## Work required
Each line containing the string "treatment" should be copied out of the entries.
Data supplied section start
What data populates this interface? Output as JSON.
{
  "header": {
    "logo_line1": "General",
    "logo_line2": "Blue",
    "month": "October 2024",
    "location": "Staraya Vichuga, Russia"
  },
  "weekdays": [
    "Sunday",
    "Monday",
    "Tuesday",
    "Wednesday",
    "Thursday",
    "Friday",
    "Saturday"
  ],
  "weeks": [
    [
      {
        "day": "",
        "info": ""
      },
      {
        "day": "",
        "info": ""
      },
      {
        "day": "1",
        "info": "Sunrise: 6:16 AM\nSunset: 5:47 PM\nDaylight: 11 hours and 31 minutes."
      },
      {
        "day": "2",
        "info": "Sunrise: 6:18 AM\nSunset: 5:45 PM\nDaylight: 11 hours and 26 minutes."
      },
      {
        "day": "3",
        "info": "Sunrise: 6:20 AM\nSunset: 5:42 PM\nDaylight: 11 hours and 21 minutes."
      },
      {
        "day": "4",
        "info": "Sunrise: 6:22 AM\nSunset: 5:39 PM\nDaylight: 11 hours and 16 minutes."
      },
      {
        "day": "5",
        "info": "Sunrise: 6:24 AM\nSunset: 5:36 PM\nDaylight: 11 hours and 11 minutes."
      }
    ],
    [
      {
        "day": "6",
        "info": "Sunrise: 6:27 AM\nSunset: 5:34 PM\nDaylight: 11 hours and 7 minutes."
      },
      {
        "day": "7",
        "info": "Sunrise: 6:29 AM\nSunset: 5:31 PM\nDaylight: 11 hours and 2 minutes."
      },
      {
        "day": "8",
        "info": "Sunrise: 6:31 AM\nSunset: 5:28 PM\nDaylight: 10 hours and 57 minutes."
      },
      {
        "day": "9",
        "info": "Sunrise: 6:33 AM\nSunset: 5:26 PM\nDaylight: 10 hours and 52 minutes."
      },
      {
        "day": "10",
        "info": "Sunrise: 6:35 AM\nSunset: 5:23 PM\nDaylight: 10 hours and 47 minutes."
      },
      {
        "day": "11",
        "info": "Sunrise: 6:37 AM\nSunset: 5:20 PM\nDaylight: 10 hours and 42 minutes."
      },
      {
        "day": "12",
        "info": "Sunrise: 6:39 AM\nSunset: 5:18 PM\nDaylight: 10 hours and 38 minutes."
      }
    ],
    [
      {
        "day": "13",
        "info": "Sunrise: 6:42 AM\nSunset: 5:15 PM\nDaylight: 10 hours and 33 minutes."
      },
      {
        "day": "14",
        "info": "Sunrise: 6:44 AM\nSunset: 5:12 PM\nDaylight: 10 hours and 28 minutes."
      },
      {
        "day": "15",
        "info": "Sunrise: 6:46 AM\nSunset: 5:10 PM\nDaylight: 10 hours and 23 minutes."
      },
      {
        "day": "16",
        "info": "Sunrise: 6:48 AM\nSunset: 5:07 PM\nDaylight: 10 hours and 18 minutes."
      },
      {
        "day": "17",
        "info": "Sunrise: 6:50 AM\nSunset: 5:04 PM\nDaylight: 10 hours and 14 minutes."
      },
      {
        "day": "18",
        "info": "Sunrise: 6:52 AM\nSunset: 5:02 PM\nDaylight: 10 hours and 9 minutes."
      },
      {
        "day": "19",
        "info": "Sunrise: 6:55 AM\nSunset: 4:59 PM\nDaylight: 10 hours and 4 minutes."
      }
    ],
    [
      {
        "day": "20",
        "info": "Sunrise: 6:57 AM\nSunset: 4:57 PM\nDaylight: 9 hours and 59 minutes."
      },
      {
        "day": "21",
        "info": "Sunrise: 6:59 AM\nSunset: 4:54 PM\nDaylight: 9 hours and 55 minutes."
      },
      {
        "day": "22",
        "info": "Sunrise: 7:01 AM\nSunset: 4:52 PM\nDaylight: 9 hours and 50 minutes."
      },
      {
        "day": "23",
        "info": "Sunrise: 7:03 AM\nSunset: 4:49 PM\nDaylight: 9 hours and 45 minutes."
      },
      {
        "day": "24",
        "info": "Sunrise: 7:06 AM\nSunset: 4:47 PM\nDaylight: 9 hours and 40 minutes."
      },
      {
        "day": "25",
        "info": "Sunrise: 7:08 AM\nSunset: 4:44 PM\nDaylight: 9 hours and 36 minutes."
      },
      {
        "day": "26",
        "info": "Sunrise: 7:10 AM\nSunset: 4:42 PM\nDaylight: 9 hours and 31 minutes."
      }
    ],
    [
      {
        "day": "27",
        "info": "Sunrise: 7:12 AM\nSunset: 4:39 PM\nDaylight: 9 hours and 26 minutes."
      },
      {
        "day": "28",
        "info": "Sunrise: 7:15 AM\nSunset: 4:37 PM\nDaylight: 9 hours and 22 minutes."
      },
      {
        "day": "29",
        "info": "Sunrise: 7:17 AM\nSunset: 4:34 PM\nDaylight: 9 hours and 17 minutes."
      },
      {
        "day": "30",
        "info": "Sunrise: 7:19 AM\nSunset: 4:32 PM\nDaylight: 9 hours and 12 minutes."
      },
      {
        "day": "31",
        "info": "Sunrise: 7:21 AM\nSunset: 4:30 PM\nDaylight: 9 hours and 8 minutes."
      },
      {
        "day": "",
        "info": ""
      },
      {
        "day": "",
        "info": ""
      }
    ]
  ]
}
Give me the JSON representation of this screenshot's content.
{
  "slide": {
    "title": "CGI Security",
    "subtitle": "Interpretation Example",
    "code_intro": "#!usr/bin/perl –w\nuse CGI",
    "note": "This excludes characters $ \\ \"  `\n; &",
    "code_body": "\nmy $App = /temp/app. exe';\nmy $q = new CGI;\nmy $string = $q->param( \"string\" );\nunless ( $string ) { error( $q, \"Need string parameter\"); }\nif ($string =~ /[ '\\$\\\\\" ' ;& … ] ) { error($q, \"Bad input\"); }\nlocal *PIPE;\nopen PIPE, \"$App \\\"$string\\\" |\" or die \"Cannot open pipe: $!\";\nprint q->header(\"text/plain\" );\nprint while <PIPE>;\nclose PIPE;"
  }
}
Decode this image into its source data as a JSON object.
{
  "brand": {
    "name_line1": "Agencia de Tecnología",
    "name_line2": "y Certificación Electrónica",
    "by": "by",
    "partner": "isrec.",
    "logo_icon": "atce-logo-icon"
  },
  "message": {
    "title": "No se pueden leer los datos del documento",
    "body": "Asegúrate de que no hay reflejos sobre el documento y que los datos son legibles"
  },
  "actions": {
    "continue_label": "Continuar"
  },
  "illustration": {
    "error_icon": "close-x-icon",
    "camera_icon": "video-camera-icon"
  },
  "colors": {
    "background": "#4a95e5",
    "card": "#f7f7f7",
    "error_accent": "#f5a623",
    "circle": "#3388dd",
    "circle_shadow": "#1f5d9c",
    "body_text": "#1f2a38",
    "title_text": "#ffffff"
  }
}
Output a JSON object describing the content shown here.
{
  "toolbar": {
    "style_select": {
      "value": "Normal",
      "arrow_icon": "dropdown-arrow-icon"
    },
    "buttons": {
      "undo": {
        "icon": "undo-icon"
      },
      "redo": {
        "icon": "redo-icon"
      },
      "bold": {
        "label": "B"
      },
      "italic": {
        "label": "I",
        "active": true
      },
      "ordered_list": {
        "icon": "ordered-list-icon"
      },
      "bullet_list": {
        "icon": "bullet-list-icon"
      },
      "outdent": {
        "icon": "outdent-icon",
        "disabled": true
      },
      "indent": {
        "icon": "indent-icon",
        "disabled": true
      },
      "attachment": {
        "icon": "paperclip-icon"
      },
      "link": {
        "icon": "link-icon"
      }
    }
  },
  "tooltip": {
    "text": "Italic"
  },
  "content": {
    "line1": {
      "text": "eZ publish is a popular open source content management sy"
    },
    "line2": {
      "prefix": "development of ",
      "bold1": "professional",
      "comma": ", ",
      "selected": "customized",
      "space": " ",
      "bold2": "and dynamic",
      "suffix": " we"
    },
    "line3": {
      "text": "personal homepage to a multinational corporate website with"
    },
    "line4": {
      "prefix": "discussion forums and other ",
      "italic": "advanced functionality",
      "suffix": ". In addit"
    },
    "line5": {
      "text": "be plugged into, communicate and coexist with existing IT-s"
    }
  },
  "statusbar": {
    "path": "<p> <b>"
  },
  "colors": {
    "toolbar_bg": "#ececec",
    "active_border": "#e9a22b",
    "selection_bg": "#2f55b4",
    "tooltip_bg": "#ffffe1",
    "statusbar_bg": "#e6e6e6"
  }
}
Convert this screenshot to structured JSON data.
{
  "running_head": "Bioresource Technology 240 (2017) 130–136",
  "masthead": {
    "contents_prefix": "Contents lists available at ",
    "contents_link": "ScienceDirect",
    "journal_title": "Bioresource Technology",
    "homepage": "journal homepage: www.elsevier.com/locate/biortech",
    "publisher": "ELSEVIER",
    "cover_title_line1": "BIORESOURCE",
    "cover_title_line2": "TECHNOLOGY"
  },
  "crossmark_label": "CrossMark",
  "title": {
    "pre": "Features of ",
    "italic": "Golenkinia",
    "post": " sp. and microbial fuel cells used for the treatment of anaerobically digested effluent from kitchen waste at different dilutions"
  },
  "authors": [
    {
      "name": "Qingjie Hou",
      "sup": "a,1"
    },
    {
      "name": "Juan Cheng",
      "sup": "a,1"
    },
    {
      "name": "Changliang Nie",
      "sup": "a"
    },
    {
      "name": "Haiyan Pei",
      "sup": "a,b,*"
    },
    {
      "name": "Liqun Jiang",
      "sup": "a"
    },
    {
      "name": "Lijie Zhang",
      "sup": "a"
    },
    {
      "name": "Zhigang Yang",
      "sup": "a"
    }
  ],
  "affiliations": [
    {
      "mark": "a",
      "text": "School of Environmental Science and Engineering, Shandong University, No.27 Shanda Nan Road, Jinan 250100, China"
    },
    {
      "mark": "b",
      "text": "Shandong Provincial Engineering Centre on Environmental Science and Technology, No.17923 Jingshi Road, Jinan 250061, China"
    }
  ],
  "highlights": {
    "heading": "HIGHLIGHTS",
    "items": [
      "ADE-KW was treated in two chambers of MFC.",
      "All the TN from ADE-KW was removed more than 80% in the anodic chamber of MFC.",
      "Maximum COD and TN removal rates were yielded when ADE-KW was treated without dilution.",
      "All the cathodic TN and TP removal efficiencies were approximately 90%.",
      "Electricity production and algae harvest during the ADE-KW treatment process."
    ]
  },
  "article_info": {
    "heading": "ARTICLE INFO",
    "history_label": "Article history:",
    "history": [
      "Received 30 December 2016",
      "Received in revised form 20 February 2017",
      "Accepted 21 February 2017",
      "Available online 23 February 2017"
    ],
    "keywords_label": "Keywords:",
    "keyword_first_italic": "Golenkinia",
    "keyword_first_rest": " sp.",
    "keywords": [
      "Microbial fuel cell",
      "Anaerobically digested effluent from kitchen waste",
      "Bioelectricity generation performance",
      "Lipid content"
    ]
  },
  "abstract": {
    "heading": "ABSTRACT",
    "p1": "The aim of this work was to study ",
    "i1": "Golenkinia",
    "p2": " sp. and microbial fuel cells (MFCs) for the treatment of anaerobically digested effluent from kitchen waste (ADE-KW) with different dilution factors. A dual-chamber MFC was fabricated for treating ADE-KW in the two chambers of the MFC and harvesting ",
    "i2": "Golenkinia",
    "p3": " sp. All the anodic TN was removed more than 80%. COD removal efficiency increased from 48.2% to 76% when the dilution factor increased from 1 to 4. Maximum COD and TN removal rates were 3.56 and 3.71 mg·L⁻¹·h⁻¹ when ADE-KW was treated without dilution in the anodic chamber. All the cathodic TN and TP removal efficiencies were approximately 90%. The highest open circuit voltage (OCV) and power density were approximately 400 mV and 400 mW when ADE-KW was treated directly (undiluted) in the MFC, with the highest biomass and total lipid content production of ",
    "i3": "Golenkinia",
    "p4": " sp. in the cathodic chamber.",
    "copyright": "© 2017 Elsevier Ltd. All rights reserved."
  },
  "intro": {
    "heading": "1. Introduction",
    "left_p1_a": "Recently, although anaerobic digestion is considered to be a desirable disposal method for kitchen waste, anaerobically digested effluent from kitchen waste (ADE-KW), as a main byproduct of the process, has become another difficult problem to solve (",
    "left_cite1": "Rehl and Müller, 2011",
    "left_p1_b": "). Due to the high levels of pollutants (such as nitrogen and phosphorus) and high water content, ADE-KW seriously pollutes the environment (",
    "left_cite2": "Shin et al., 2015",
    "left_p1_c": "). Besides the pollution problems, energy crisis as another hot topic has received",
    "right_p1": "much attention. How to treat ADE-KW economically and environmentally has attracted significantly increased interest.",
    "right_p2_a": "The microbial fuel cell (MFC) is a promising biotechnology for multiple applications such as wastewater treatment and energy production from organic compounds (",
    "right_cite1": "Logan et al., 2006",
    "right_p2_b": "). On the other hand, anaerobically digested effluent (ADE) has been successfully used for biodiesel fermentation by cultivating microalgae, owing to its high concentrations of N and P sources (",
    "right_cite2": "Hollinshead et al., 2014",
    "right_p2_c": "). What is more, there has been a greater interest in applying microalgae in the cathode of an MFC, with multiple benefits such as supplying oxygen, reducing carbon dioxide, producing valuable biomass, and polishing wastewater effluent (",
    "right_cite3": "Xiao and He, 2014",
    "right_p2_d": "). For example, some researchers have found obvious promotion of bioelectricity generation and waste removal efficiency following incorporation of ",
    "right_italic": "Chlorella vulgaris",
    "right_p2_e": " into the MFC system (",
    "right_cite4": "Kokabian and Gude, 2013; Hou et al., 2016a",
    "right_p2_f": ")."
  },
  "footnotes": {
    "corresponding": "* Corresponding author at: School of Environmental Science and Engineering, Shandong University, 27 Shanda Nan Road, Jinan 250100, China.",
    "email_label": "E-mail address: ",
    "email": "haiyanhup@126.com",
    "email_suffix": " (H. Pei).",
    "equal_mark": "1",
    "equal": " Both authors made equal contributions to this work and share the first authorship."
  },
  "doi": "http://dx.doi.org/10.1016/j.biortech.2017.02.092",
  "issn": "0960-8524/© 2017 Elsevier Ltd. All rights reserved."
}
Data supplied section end
## Exercise result
    "post": " sp. and microbial fuel cells used for the treatment of anaerobically digested effluent from kitchen waste at different dilutions"
      "Electricity production and algae harvest during the ADE-KW treatment process."
    "p2": " sp. and microbial fuel cells (MFCs) for the treatment of anaerobically digested effluent from kitchen waste (ADE-KW) with different dilution factors. A dual-chamber MFC was fabricated for treating ADE-KW in the two chambers of the MFC and harvesting ",
    "right_p2_a": "The microbial fuel cell (MFC) is a promising biotechnology for multiple applications such as wastewater treatment and energy production from organic compounds (",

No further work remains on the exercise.